══ PROVIDED DATA ══

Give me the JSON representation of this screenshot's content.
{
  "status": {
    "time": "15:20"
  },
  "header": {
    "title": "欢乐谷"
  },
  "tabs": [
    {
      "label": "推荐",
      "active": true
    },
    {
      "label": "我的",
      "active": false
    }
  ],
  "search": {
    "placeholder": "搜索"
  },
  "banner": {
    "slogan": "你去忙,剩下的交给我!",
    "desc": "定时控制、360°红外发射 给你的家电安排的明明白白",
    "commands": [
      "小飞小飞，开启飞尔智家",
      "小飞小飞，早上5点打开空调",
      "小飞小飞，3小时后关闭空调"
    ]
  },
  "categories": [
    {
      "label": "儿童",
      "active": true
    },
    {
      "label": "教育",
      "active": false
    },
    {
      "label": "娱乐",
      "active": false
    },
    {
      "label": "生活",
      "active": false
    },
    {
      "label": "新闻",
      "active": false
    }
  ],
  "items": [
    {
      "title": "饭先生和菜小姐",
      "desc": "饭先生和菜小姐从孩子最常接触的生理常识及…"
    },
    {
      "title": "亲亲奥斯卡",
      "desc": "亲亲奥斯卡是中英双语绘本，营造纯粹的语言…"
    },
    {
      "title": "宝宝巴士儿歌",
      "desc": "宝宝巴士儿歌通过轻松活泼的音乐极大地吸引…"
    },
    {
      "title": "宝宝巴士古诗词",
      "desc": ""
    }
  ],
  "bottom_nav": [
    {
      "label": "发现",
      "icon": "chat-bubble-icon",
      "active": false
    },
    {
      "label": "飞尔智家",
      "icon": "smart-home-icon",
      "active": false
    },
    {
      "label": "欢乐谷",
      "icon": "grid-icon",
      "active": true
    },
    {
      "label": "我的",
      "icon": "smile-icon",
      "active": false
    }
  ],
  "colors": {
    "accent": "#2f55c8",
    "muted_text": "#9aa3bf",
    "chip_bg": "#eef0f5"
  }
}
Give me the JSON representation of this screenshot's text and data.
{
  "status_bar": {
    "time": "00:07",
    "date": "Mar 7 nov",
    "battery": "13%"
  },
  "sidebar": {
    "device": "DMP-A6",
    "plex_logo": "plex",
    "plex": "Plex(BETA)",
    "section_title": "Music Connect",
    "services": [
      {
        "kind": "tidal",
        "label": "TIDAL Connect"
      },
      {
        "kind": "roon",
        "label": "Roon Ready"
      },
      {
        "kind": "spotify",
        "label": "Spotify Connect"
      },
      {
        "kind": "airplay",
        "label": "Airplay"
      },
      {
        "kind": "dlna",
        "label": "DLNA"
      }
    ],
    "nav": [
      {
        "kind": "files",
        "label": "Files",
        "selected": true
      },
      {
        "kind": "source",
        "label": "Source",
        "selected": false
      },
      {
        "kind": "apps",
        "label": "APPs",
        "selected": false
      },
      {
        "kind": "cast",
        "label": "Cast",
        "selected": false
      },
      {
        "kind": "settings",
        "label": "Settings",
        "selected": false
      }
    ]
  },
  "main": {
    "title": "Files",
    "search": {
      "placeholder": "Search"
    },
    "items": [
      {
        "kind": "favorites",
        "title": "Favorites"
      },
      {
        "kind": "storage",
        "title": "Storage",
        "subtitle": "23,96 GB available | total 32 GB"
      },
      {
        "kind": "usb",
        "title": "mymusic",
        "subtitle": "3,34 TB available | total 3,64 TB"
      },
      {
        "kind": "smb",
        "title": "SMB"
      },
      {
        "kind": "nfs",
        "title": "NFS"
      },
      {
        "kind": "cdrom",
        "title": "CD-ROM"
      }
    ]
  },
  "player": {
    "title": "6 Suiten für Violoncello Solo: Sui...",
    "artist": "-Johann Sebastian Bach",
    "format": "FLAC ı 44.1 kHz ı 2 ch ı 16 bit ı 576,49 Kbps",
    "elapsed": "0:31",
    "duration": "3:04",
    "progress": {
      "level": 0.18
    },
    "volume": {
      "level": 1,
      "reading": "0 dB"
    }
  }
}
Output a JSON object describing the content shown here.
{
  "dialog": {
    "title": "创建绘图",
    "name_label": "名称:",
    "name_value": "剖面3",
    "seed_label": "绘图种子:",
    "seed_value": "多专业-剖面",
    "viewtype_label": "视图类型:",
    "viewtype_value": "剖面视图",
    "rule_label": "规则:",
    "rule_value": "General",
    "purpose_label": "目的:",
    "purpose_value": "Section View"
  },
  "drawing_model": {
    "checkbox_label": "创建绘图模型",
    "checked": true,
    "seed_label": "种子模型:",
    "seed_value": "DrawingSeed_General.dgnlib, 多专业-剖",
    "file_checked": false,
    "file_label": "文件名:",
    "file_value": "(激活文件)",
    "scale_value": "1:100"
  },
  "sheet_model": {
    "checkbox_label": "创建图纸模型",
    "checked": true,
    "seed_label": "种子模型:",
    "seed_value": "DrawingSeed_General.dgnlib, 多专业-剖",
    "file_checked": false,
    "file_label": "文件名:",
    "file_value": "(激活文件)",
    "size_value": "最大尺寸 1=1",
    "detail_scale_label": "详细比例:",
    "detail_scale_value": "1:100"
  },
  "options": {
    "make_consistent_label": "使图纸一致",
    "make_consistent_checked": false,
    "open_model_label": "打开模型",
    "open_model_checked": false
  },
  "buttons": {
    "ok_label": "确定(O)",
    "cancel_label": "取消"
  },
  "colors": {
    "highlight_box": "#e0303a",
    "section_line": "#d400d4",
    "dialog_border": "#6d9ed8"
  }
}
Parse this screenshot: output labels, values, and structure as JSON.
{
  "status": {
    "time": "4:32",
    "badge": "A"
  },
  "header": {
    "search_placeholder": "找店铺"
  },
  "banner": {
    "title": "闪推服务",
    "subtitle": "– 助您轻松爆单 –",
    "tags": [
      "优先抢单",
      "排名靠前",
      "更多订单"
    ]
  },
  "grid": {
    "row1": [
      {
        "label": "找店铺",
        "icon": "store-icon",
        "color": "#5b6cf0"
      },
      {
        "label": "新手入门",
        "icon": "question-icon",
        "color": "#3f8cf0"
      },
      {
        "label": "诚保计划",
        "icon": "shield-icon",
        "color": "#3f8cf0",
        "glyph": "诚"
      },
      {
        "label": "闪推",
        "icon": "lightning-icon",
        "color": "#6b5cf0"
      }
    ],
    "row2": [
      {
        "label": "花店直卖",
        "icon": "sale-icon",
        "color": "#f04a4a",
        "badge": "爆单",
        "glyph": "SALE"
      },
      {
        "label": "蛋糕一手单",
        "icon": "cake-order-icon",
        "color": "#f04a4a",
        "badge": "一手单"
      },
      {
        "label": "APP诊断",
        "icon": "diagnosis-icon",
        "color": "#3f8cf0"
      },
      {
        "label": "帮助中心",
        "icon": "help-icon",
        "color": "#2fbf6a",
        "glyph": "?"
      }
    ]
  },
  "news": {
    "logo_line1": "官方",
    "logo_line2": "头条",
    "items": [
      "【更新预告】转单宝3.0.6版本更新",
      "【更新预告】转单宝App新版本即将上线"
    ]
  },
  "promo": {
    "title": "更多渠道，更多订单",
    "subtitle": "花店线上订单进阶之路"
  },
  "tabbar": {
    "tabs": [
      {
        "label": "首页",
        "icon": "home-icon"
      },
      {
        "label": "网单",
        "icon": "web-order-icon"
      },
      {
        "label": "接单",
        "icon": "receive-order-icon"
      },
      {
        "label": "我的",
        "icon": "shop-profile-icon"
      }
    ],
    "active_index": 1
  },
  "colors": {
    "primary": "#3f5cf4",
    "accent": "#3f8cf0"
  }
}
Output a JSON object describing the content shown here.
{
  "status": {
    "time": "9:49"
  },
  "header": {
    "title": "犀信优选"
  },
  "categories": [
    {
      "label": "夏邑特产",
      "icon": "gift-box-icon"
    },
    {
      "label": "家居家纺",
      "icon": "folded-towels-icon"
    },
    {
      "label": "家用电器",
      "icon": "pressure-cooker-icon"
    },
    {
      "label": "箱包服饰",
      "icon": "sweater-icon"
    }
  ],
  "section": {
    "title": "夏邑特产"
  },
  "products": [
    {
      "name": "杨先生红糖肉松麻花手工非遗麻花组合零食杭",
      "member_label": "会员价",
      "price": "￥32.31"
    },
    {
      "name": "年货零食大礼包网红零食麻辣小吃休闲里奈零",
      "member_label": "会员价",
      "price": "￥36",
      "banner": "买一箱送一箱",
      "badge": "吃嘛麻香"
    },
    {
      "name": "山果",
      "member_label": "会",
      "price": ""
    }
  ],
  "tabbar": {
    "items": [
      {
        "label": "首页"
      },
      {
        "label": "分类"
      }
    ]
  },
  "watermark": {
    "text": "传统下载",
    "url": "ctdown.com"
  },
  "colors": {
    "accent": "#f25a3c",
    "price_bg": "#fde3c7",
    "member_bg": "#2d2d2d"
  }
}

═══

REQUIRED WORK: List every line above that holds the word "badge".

ANSWER TO THIS PROBLEM:
    "badge": "A"
        "badge": "爆单",
        "badge": "一手单"
      "badge": "吃嘛麻香"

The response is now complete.